**PROBLEM TO WORK ON**
Return the full set of records, matching them character for character.

**DATASET**
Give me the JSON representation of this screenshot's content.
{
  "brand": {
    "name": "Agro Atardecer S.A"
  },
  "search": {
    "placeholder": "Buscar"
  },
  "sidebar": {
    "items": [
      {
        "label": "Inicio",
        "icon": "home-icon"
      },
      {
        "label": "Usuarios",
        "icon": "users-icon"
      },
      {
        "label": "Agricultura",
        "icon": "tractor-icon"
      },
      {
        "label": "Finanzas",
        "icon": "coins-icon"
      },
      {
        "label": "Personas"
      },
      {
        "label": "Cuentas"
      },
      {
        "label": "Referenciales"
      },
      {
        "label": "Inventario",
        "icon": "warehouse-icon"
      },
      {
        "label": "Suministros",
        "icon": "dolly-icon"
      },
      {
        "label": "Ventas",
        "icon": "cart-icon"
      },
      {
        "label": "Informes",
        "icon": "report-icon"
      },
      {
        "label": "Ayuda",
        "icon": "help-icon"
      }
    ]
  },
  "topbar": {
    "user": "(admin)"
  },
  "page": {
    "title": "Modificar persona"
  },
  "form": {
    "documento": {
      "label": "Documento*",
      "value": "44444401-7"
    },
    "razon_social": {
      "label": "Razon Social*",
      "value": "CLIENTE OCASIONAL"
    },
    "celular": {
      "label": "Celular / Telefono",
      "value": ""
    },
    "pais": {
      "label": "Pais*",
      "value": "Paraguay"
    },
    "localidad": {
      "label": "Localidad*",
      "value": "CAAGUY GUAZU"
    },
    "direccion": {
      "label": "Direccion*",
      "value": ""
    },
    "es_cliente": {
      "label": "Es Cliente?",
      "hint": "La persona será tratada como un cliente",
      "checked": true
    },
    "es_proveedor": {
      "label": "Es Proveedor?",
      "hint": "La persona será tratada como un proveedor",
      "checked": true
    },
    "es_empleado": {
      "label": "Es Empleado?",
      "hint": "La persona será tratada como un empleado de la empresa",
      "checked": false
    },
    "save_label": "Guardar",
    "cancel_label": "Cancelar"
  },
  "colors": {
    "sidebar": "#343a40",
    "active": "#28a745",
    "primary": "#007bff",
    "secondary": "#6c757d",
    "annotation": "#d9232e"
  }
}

**ANSWER BELOW**
Give me the JSON representation of this screenshot's content.
{
  "brand": {
    "name": "Agro Atardecer S.A"
  },
  "search": {
    "placeholder": "Buscar"
  },
  "sidebar": {
    "items": [
      {
        "label": "Inicio",
        "icon": "home-icon"
      },
      {
        "label": "Usuarios",
        "icon": "users-icon"
      },
      {
        "label": "Agricultura",
        "icon": "tractor-icon"
      },
      {
        "label": "Finanzas",
        "icon": "coins-icon"
      },
      {
        "label": "Personas"
      },
      {
        "label": "Cuentas"
      },
      {
        "label": "Referenciales"
      },
      {
        "label": "Inventario",
        "icon": "warehouse-icon"
      },
      {
        "label": "Suministros",
        "icon": "dolly-icon"
      },
      {
        "label": "Ventas",
        "icon": "cart-icon"
      },
      {
        "label": "Informes",
        "icon": "report-icon"
      },
      {
        "label": "Ayuda",
        "icon": "help-icon"
      }
    ]
  },
  "topbar": {
    "user": "(admin)"
  },
  "page": {
    "title": "Modificar persona"
  },
  "form": {
    "documento": {
      "label": "Documento*",
      "value": "44444401-7"
    },
    "razon_social": {
      "label": "Razon Social*",
      "value": "CLIENTE OCASIONAL"
    },
    "celular": {
      "label": "Celular / Telefono",
      "value": ""
    },
    "pais": {
      "label": "Pais*",
      "value": "Paraguay"
    },
    "localidad": {
      "label": "Localidad*",
      "value": "CAAGUY GUAZU"
    },
    "direccion": {
      "label": "Direccion*",
      "value": ""
    },
    "es_cliente": {
      "label": "Es Cliente?",
      "hint": "La persona será tratada como un cliente",
      "checked": true
    },
    "es_proveedor": {
      "label": "Es Proveedor?",
      "hint": "La persona será tratada como un proveedor",
      "checked": true
    },
    "es_empleado": {
      "label": "Es Empleado?",
      "hint": "La persona será tratada como un empleado de la empresa",
      "checked": false
    },
    "save_label": "Guardar",
    "cancel_label": "Cancelar"
  },
  "colors": {
    "sidebar": "#343a40",
    "active": "#28a745",
    "primary": "#007bff",
    "secondary": "#6c757d",
    "annotation": "#d9232e"
  }
}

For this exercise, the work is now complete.